We have caused the climate crisis by generating dangerously high levels of greenhouse gas emissions. Fragile ecosystems have been ruined, leading to the loss of biodiversity, soil degradation, polluted oceans and a lack of fresh water. Valuable natural resources are running low. Ultimately, the damage we do to our planet will undermine its ability to provide us with natural capital, and affect our health and well-being as well as our future economic prospects.
The circular economy is a way of making ends meet. The logic is simple — it means that we use natural resources responsibly so that we don’t risk exhausting them, reduce greenhouse gas emissions to manageable levels, and protect land and water for the benefit of all in the long term.

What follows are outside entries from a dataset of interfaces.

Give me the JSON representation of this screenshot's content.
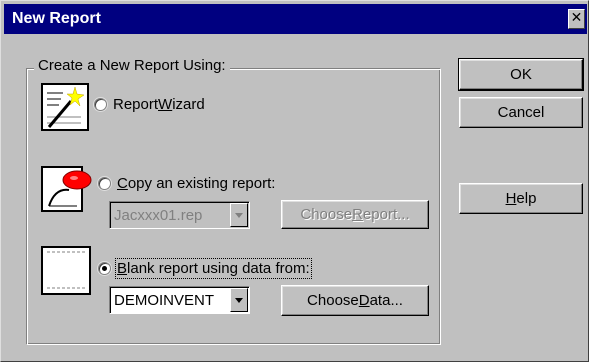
{
  "window": {
    "title": "New Report",
    "close_glyph": "✕"
  },
  "group": {
    "label": "Create a New Report Using:"
  },
  "options": {
    "wizard": {
      "pre": "Report",
      "accel": "W",
      "post": "izard",
      "selected": false
    },
    "copy": {
      "pre": "",
      "accel": "C",
      "post": "opy an existing report:",
      "selected": false
    },
    "blank": {
      "pre": "",
      "accel": "B",
      "post": "lank report using data from:",
      "selected": true
    }
  },
  "copy_combo": {
    "value": "Jacxxx01.rep",
    "disabled": true
  },
  "blank_combo": {
    "value": "DEMOINVENT",
    "disabled": false
  },
  "buttons": {
    "ok": "OK",
    "cancel": "Cancel",
    "help": {
      "pre": "",
      "accel": "H",
      "post": "elp"
    },
    "choose_report": {
      "pre": "Choose ",
      "accel": "R",
      "post": "eport..."
    },
    "choose_data": {
      "pre": "Choose ",
      "accel": "D",
      "post": "ata..."
    }
  },
  "icons": {
    "wizard": "report-wizard-icon",
    "copy": "copy-report-icon",
    "blank": "blank-report-icon"
  },
  "colors": {
    "titlebar": "#000080",
    "face": "#c0c0c0",
    "disabled_text": "#808080"
  }
}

When the circular economy is introduced, the linear take, make, use, dispose model, where natural resources are turned into waste, is replaced with a model where products, components and materials are looped back into the system to be used again and again. To enable extended product lifespans and product reuse, IT products are durable and can be upgraded and repaired. Vital components that easily break or lose capacity can be replaced. Products are of high quality and are possible to take apart to allow for refurbishing and remanufacturing solutions. When a product has reached the end of its usable life, materials are seen as valuable resources that are recycled to replace virgin materials in the manufacture of new products. The ultimate aim is to eliminate waste altogether.